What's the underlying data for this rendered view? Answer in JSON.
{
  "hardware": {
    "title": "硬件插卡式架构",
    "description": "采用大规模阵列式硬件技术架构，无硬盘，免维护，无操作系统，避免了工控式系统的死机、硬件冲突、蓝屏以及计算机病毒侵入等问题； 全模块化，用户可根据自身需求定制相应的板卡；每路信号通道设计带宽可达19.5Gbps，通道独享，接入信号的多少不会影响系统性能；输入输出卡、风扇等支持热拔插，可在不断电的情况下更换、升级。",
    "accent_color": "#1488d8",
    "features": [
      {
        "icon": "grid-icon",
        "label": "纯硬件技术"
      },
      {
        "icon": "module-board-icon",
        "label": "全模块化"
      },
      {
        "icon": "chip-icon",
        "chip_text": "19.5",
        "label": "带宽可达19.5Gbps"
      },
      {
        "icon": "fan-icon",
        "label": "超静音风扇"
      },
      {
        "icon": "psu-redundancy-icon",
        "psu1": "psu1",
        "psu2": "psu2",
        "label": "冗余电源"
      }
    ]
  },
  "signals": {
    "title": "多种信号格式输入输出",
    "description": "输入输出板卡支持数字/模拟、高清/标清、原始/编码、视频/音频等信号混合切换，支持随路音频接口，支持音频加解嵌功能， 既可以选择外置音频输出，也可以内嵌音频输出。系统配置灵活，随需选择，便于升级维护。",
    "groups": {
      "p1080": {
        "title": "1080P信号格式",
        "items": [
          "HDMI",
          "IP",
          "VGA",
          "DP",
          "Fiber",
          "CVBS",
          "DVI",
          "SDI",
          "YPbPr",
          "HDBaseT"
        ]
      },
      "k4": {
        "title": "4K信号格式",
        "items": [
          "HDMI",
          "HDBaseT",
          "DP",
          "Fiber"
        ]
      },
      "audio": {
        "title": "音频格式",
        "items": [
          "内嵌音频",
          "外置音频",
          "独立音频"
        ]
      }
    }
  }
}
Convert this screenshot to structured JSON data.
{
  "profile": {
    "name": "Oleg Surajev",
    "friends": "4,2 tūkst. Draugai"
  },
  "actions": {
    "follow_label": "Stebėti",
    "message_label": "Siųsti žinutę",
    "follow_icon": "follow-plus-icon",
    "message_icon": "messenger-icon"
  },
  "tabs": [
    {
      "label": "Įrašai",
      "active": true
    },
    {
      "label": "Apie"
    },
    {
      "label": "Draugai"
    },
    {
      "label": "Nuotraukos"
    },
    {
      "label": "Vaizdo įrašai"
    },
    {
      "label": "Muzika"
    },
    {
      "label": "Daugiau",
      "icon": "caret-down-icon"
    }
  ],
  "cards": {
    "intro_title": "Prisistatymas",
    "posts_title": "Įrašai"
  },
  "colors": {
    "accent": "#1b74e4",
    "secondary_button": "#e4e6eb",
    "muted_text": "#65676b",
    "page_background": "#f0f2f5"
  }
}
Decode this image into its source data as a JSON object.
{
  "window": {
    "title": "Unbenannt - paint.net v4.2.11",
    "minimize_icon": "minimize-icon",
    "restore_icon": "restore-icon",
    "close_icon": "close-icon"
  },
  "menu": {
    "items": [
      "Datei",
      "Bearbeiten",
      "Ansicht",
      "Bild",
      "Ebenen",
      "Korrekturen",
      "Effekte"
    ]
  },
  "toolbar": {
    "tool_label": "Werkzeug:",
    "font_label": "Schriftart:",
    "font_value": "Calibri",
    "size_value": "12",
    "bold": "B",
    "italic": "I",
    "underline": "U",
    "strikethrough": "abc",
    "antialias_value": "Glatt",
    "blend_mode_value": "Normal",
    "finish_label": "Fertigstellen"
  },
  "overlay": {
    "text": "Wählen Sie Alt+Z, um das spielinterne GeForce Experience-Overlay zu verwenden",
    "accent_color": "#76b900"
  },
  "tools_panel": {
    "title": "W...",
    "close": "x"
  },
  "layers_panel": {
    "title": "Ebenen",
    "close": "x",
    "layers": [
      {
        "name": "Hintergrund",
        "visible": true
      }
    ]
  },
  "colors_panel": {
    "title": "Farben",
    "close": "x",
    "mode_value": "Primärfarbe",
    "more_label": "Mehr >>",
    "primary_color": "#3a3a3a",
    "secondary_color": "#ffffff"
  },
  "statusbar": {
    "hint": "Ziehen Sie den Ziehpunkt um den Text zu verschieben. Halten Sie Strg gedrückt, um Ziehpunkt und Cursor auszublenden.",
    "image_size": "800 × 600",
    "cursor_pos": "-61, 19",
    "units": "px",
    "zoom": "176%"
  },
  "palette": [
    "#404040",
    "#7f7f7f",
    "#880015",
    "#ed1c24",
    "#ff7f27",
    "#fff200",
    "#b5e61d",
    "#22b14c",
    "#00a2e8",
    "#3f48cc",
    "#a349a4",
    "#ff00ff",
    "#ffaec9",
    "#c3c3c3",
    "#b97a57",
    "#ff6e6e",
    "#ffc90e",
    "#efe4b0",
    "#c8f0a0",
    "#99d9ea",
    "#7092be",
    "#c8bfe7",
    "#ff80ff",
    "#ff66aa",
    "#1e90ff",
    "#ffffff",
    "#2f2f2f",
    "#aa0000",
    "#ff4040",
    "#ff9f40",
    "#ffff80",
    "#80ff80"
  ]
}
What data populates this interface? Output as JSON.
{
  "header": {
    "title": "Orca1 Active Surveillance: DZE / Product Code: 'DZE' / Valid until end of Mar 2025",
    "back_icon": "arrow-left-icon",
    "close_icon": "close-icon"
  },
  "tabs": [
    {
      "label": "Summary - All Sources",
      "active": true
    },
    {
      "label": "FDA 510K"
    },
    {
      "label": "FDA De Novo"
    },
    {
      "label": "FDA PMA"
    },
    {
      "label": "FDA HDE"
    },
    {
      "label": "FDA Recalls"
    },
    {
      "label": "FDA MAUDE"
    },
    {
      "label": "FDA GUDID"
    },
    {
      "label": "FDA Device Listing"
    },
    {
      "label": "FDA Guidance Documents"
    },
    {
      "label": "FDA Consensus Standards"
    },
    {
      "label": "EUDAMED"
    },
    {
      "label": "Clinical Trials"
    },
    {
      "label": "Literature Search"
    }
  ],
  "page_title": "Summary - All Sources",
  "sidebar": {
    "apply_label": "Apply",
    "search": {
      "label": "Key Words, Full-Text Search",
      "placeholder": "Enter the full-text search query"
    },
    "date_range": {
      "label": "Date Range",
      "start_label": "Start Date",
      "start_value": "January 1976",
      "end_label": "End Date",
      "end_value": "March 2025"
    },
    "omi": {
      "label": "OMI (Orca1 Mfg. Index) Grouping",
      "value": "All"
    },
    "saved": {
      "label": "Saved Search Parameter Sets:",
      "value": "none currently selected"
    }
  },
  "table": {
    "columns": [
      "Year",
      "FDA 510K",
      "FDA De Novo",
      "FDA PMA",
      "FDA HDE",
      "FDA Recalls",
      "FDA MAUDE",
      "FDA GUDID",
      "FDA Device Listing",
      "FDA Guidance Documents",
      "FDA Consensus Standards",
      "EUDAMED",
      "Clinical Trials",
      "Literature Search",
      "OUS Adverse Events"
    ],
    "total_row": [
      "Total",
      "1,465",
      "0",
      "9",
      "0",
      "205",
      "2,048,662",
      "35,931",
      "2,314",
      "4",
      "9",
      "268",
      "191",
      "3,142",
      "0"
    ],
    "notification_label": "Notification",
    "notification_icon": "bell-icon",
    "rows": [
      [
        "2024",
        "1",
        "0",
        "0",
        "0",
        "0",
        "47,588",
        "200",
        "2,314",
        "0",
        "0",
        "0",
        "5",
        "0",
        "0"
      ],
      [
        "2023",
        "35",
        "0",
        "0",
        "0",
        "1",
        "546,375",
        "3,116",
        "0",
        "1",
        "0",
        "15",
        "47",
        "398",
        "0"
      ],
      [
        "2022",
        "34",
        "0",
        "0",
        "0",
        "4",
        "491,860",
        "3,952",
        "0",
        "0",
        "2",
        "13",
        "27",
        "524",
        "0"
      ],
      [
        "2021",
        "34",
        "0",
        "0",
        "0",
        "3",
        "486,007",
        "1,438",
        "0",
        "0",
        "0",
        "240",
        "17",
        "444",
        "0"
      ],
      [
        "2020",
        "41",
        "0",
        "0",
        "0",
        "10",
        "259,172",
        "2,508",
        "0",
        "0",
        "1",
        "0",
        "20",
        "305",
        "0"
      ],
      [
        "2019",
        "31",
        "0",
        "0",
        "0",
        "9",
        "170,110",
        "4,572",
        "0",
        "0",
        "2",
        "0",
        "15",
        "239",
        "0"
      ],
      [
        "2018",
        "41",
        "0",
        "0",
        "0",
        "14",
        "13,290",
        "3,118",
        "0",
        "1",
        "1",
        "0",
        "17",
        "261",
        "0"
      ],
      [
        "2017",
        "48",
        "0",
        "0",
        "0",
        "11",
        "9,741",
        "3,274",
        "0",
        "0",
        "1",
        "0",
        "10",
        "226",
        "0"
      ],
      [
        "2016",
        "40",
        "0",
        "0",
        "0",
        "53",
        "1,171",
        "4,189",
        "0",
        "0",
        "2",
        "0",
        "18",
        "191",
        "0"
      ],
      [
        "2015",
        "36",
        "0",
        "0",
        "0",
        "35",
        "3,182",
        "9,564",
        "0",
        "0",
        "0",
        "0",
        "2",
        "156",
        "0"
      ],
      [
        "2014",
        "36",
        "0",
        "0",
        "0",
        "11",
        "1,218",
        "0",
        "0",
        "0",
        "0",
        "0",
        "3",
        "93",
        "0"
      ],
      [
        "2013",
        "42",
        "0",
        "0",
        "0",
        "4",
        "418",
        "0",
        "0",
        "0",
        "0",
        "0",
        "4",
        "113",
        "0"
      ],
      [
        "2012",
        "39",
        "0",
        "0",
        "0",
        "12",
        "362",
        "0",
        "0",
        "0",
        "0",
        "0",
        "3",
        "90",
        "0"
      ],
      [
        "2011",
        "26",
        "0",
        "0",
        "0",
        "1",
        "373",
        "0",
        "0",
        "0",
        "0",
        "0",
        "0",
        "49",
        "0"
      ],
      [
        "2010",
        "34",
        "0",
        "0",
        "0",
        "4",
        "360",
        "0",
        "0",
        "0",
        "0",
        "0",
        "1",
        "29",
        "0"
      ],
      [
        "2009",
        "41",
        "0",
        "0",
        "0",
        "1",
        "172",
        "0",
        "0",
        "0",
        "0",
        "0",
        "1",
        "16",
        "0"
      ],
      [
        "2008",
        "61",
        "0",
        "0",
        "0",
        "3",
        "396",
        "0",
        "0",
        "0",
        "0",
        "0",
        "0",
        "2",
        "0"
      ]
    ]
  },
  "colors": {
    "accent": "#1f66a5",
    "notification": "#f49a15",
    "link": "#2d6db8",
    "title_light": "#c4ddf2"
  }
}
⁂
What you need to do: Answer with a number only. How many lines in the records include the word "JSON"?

Task response: 4